The NCS boss while appearing before the Senator Matthew Uroghide-led SPAC on Thursday absolved his agency of any wrongdoing.
Ali said the query was strange to the service because the mode of Customs collections was purely automated.
The Accountant-General therefore said the N28bn was for ECOWAS Stabilisation Fund for 2015.
The members of the panel said the Accountant-General’s latest explanations did not reflect in his earlier written submission to the Senate Panel.
He was also unable to provide documentary evidence to back up his claim.
On the query of non-remittance of pension fund, Ali admitted that his command defaulted in 2015 because it did not have sufficient funds to meet up with the obligation.
But the Accountant-General was asked to explain the N37.8bn borrowed from the 10 per cent Rice Level Account for urgent expenditure in 2013.
The Senate Panel asked why the Accountant General had failed to include the loan in the budget since then.
The Customs Service benefitted N4.5bn from the said loan.
Other beneficiaries of the unpaid loan are the Independent National Electoral Commission, PHCN, and NIMCOMSAT.
The Senate panel, however, asked the Accountant General to come forward with details of the loan that could help it conclude its probe.
The Chairman of the Senate panel expressed disappointment with the MDAs over their inability to defend audit queries issued to them.
Urhogide lamented that for over five years, many MDAs hadn’t produced their audited accounts.
He said, “How can we say we are fighting corruption under this situation?
“The Customs Act says you must send in your audited accounts, six months into another financial year.
“We must clear the outstanding unaudited accounts.
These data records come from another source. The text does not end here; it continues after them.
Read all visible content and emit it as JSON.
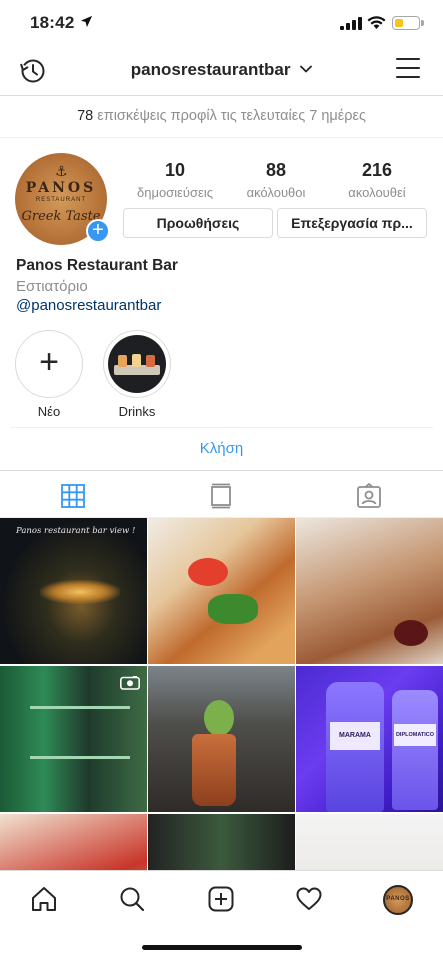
{
  "status_bar": {
    "time": "18:42",
    "battery_level": 0.35,
    "battery_color": "#f5c518"
  },
  "header": {
    "username": "panosrestaurantbar",
    "left_icon": "history-icon",
    "dropdown_icon": "chevron-down-icon",
    "right_icon": "menu-icon"
  },
  "insights": {
    "count": "78",
    "text": "επισκέψεις προφίλ τις τελευταίες 7 ημέρες"
  },
  "profile": {
    "avatar": {
      "logo_line1": "PANOS",
      "logo_line2": "RESTAURANT",
      "logo_line3": "Greek Taste"
    },
    "stats": [
      {
        "value": "10",
        "label": "δημοσιεύσεις"
      },
      {
        "value": "88",
        "label": "ακόλουθοι"
      },
      {
        "value": "216",
        "label": "ακολουθεί"
      }
    ],
    "buttons": {
      "promote": "Προωθήσεις",
      "edit": "Επεξεργασία πρ..."
    },
    "name": "Panos Restaurant Bar",
    "category": "Εστιατόριο",
    "handle": "@panosrestaurantbar"
  },
  "highlights": [
    {
      "label": "Νέο",
      "icon": "plus-icon"
    },
    {
      "label": "Drinks"
    }
  ],
  "call_button": "Κλήση",
  "tabs": [
    {
      "name": "grid",
      "icon": "grid-icon",
      "active": true
    },
    {
      "name": "feed",
      "icon": "feed-icon",
      "active": false
    },
    {
      "name": "tagged",
      "icon": "tagged-icon",
      "active": false
    }
  ],
  "grid": {
    "post1_caption": "Panos restaurant bar view !",
    "post6_label1": "MARAMA",
    "post6_label2": "DIPLOMATICO"
  },
  "bottom_nav": {
    "items": [
      "home-icon",
      "search-icon",
      "new-post-icon",
      "activity-icon",
      "profile-avatar"
    ],
    "avatar_text": "PANOS"
  },
  "colors": {
    "accent_blue": "#3897f0",
    "link_dark_blue": "#003569",
    "muted_grey": "#8e8e8e",
    "text": "#262626"
  }
}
What the President does with this will tell us how we are fighting corruption.”
Prepare for Increase in Electricity Tariff, Nigerians Told
Nigerians should be prepared to pay cost-reflective electricity tariffs in order to enjoy the benefits of the liberalisation of the power sector, the government-owned Transmission Company of Nigeria has said.
The Managing Director/Chief Executive Officer, TCN, Mr Usman Mohammed, who said this on Thursday, noted that the government had continued to pump money into the power sector despite privatising it more than six years ago.
Mohammed spoke in Lagos during the groundbreaking for the replacement of old wires on the Ikeja West-Alimosho-Ogba-Alausa-Ota transmission lines.
He said when completed, the project would allow Ikeja Electric to take the full capacity of all the transformers along the substations to be supplied by the lines.
He said, “We are working to transform the TCN to be one of the best transmission companies in the world. But I want to tell the Nigerian public that we cannot move forward if we don’t pay for electricity.
“I want to tell Nigerians that there is no relationship between poverty and payment for electricity.”
According to the TCN boss, Nigeria has the cheapest electricity tariff in West Africa.
He said the government had sunk N1.5tn into the power sector in terms of payment assurance guarantee for power generation.
Mohammed said, “We have to stop this government intervention and we can only stop it when contracts become effective. Contracts can only be effective when you have cost-reflective tariffs.”
The Nigerian Electricity Regulatory Commission in its December 2019 Minor Review of Multi Year Tariff Order 2015 and Minimum Remittance Order for the Year 2020 for the 11 Discos, had said on January 4 that consumers would start to pay more for electricity from April 1, 2020.